Scotland's Stuart Hogg on his way to scoring a try in their impressive victory over Italy at Murrayfield a fortnight ago. photograph: ian macnicol/getty images
IN FOCUS: SCOTLANDIt’s too soon to talk about a Scottish revival, but they are threatening to lay waste to Ireland’s season, and with it Declan Kidney’s time as head coach. High stakes tomorrow. And they have history in this regard.
Twelve years have passed since Scotland last managed back-to-back scalps in the Six Nations. The circumstances surrounding that meagre achievement are unusual, to say the least, but Irish rugby supporters of a certain age will remember the car crash viewing. Warren Gatland probably jolts awake at night whenever the trauma of September 2001 creeps into his subconscious.
Just like a fortnight ago, Italy were torn asunder by a half-decent Scotland side reacting to an English pounding. Due to the outbreak of foot-and-mouth disease, six months passed before Ireland made it up to Edinburgh and despite victories over Italy and France, their young Kiwi coach gave in to the urge of tinkering with a winning formula.
Out went Peter Stringer for Guy Easterby. Mick Galway made way for Jeremy Davidson and Shane Horgan switched to inside centre instead of Rob Henderson as Geordan Murphy started on the wing, only to be forced off with a puled hamstring.
Also, two young Munster flankers, Alan Quinlan and David Wallace, were dropped for Simon Easterby and Kieron Dawson. No Ireland team has undergone such radical alternations since. Until now.
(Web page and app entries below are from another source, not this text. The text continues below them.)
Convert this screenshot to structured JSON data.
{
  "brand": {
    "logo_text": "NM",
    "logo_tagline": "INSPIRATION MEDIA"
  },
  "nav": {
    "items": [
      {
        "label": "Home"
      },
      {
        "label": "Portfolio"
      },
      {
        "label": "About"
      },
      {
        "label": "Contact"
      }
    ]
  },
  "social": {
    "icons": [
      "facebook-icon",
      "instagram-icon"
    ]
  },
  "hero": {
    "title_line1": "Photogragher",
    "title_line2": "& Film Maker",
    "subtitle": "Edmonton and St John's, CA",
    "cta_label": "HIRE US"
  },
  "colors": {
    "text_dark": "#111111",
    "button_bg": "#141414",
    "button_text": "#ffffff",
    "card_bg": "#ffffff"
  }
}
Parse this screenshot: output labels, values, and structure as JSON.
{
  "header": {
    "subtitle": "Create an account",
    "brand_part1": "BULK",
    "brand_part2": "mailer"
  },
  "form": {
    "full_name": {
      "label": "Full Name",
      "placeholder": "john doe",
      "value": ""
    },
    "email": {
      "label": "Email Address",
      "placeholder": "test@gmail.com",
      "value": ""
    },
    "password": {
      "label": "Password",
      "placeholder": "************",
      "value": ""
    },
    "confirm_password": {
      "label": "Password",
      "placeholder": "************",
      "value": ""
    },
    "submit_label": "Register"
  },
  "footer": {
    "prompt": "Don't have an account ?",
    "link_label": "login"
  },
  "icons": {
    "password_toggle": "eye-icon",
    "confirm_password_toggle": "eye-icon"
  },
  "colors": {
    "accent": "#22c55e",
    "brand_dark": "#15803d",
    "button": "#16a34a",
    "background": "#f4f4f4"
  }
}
Gatland learned a valuable lesson as kilted Kiwi John Leslie excelled in the mugging. It finished 32-10 and the Grand Slam/Championship dream went up in smoke.
Normal service resumed the following March as Ireland hammered them 43-22 at Lansdowne Road. The second most famous Brian O’Driscoll hat-trick. One of those tries sprang to mind when Stuart Hogg rubberstamped Luciano Orquera’s meltdown a fortnight ago by intercepting the Italian outhalf on his own five-metre line. After zig-zagging through a mass of bodies, the 20-year-old fullback hit the afterburners to go the length of Murrayfield.
The natives hadn’t seen one of their own score that kind of try for a generation. In fact, they haven’t seen many tries at all. Until now. Six tries in two games signifies a colossal leap forward for Scotland.
Nor is Hogg’s brilliance a one-off. He bagged a similar try against England ‘A’ last year and ran in a hat-trick for Glasgow against Munster at Musgrave Park. But the locals have been hurt too many times to believe this is the dawn of a bright new era. Not yet anyway.
“We are not confident,” said John Jeffrey, the legendary blonde-maned flanker from the 1990 Grand Slam-winning team. “You cannot be confident having just won one game in the last two years in the Six Nations. That would just be cocky.
“We will get confidence if we do our basics right, because only then will we give ourselves a chance of winning. Confident of victory? No. That would be very disingenuous to the Irish. We are optimistic.”
It smells like an ambush.
What are the reasons for being optimistic? For starters, take Ireland’s chronic injury list. Every single unit from the back three to frontrow has lost a guaranteed starter.